In less than a decade, Garden city was transformed into a multicultural community as Hispanic immigrants and Southeast Asian refugees came seeking work in the packing plants. the sheer number of newcomers—and their cultural diversity—strained Garden City's ability to provide housing, education, health care, and basic services.
The community responded to the rapid growth: apartments and mobile home parks sprang up; bond issues and tax increases funded three new elementary schools, a library, city building, and a law enforcement center; local efforts resulted in a bypass to alleviate traffic problems. Garden City soon gained a reputation for coping with rapid growth and increasing ethnic diversity.
Three factors seem to account for the nature of ethnic relations in "the Garden." First, in spite of a decade of unparalleled growth, it remains a small town in many of its attitudes and patterns of interpersonal relations. Oldtimers and new immigrants often come to know one another as people, since the size and nature of the community bring them together at work and school, in stores and churches, in bars and restaurants, at the zoo and in the "Big Pool."
Second, people move to Garden City to find work. Jobs in the beef plants at least, are plentiful, so newcomers are not seen as taking jobs from established residents. Garden Citians value hard work and admire hard workers. They know of the hardships and sacrifice many Southeast Asian refugees and Hispanic immigrants have endured. And Garden City is a "cowtown" in the true sense of the word. Its economy and much of its identity are bound up in the beef industry. Those who earn a living in its various aspects—feed grain production, cattle feeding, beefpacking—share a sense of identity and camaraderie that often transcends ethnic differences.
Finally, and most importantly, many in the community—clergy, news media, school teachers and administrators, social service providers—have worked hard to serve the needs of Garden City's newcomers. For example, when Southeast Asians first began arriving in large numbers, the ministerial alliance spearheaded a campaign to provide necessary services and minimize negative community reactions. They started an adult learning center to provide English as a Second Language (ESL) instruction, and brought in outside experts to offer informational and cultural-awareness training. The Garden City Telegram began publishing La Semana, a Spanish/English weekly. Much was accomplished; much remains to be done.

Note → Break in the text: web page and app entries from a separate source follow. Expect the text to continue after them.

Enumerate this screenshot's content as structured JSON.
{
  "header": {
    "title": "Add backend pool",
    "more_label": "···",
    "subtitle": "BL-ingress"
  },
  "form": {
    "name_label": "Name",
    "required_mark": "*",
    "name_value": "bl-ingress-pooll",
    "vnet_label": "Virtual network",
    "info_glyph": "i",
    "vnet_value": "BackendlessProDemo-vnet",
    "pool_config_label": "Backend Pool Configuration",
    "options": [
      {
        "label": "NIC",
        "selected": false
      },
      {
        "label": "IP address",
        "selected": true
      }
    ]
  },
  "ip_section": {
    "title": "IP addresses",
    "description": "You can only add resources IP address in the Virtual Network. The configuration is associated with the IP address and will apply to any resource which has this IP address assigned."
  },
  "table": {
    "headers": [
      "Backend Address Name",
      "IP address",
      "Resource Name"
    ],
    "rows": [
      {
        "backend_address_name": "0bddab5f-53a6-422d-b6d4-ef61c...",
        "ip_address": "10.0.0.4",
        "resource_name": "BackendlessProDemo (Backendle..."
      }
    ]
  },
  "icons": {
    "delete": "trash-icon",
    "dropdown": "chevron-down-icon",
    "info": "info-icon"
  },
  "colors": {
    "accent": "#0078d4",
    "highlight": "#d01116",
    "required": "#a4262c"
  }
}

Garden City offers a vision of what rural and small-town America is and is becoming. In the 1980s it experienced the industrialization and increased ethnic and cultural diversity that has now come to other parts of the nation. It faced great challenges, and it met them head on. The people of Garden City have plotted a course—one not always straight nor easily followed—toward a more pluralistic and more tolerant America. A place where Americans from many different backgrounds can be American in many different ways.
This was a traveling exhibit produced by the Finney County Historical Society and the Kansas Historical Society based on research conducted by the Changing Relations Project funded by the Fort Foundation.
Entry: I Born Again in America
Author: Kansas Historical Society
Author information: The Kansas Historical Society is a state agency charged with actively safeguarding and sharing the state's history.
Date Created: July 2015
Date Modified: August 2015
The author of this article is solely responsible for its content.